While Miller’s story might be over (or is it?), the show continues. “One of the things we tried to do in the books was have stories that resolve along the way,” Daniel Abraham, one of the book’s authors, noted. “So the Miller/Julie Mao story found its conclusion even while the larger story keeps going.”

Leviathan Wakes is a space opera, but with a heavy dose of noir to it. While that worked for the novel, keeping that type of story going indefinitely is difficult. “The problem that Miller was given, and the promise the story made at the start, was that he would find Julie Mao. And you have to keep your promises like that.”

Now that we’re midway through the season, the show will take on the next installment of the series, Caliban’s War. This approach to the series flies in the face of other television adaptions, namely Game of Thrones, which, until later seasons, largely stuck to a single book for laying out the show. “One of the things we decided early was that we weren't adapting a book and then a book and then a book,” Abraham explained. “We're adapting the whole story across all the books.”
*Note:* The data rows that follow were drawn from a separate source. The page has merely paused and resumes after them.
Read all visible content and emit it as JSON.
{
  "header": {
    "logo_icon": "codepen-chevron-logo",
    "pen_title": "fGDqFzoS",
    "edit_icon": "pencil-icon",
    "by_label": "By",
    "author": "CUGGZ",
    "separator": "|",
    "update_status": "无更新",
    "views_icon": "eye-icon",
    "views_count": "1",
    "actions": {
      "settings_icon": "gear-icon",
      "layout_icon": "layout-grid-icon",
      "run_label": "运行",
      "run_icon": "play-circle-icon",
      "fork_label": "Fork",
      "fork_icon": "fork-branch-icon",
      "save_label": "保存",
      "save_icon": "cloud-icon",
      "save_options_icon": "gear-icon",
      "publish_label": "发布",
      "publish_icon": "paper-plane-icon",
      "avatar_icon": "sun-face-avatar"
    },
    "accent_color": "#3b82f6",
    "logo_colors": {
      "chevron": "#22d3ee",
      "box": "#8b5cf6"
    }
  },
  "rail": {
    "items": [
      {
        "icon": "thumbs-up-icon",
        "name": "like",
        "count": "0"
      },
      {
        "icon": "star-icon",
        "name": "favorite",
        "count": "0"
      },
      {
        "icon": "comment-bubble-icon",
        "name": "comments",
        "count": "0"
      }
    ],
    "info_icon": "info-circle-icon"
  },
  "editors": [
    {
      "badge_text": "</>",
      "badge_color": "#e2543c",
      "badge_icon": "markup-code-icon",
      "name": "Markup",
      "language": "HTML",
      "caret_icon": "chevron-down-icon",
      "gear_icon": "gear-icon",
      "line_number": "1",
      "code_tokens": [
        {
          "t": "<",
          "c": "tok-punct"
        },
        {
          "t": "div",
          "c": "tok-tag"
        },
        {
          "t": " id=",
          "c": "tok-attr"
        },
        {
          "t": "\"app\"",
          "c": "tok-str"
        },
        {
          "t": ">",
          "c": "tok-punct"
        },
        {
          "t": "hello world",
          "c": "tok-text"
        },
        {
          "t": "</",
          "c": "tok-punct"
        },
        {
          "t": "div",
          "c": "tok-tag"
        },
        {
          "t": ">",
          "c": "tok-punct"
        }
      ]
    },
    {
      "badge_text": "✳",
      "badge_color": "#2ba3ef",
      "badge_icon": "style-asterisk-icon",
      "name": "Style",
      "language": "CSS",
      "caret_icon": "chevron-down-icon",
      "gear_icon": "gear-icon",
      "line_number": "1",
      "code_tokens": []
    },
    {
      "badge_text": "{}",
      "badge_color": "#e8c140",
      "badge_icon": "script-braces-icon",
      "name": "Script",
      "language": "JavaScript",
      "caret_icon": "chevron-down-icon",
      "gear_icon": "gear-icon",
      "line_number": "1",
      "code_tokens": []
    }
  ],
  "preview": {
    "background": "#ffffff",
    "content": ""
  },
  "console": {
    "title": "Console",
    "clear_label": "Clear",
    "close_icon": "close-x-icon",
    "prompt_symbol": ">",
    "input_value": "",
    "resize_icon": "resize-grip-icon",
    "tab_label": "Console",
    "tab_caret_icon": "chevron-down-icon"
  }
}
That’s been seen so far: we got the story of “The Butcher of Anderson Station” in season 1, as well as references to “The Churn,” a short story that follows Amos. We’ve also seen characters from Caliban’s War pop up in the form of Avasalara and Bobbie Draper, who were brought in a bit early. Now, in the back half of season 2, we’ll see them come into their own as the tensions in the solar system escalate and move everyone toward open warfare.